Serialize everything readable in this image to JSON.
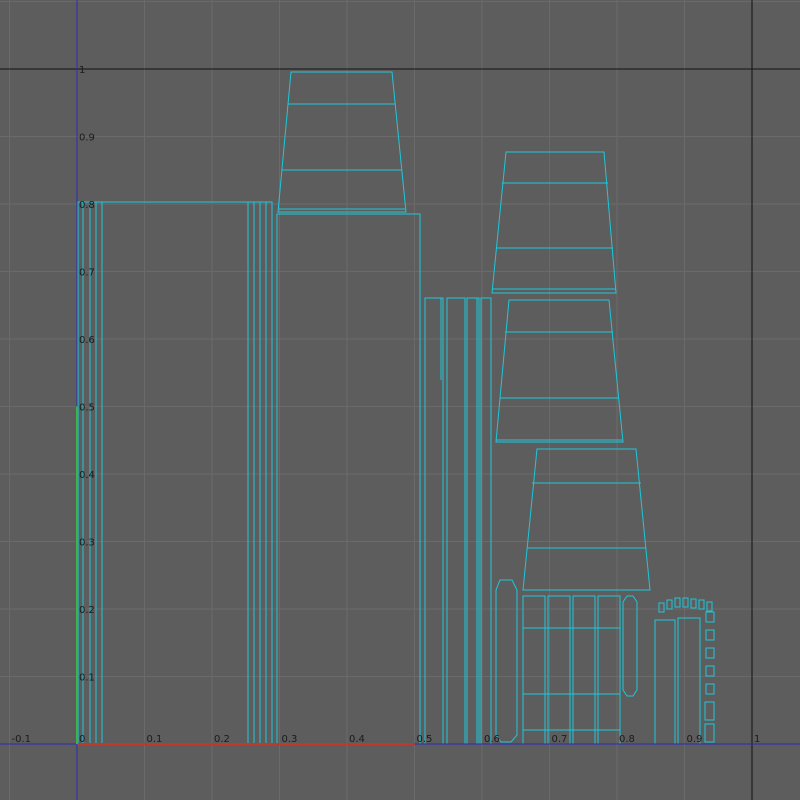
{
  "editor": {
    "panel": "UV Texture Editor",
    "background_color": "#5d5d5d",
    "grid_color": "#6a6a6a",
    "uv_shell_color": "#1fc7d9",
    "u_axis_color": "#c0392b",
    "v_axis_color": "#39b54a",
    "origin_line_color": "#2b2bb8",
    "frame_line_color": "#111111",
    "u_range": [
      -0.1,
      1.05
    ],
    "v_range": [
      -0.08,
      1.07
    ],
    "tick_labels_u": [
      "-0.1",
      "0",
      "0.1",
      "0.2",
      "0.3",
      "0.4",
      "0.5",
      "0.6",
      "0.7",
      "0.8",
      "0.9",
      "1"
    ],
    "tick_labels_v": [
      "0.1",
      "0.2",
      "0.3",
      "0.4",
      "0.5",
      "0.6",
      "0.7",
      "0.8",
      "0.9",
      "1"
    ]
  }
}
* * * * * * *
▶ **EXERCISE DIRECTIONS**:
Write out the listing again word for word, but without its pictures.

▶ **TASK OUTPUT**:
Serialize everything readable in this image to JSON.
{
  "editor": {
    "panel": "UV Texture Editor",
    "background_color": "#5d5d5d",
    "grid_color": "#6a6a6a",
    "uv_shell_color": "#1fc7d9",
    "u_axis_color": "#c0392b",
    "v_axis_color": "#39b54a",
    "origin_line_color": "#2b2bb8",
    "frame_line_color": "#111111",
    "u_range": [
      -0.1,
      1.05
    ],
    "v_range": [
      -0.08,
      1.07
    ],
    "tick_labels_u": [
      "-0.1",
      "0",
      "0.1",
      "0.2",
      "0.3",
      "0.4",
      "0.5",
      "0.6",
      "0.7",
      "0.8",
      "0.9",
      "1"
    ],
    "tick_labels_v": [
      "0.1",
      "0.2",
      "0.3",
      "0.4",
      "0.5",
      "0.6",
      "0.7",
      "0.8",
      "0.9",
      "1"
    ]
  }
}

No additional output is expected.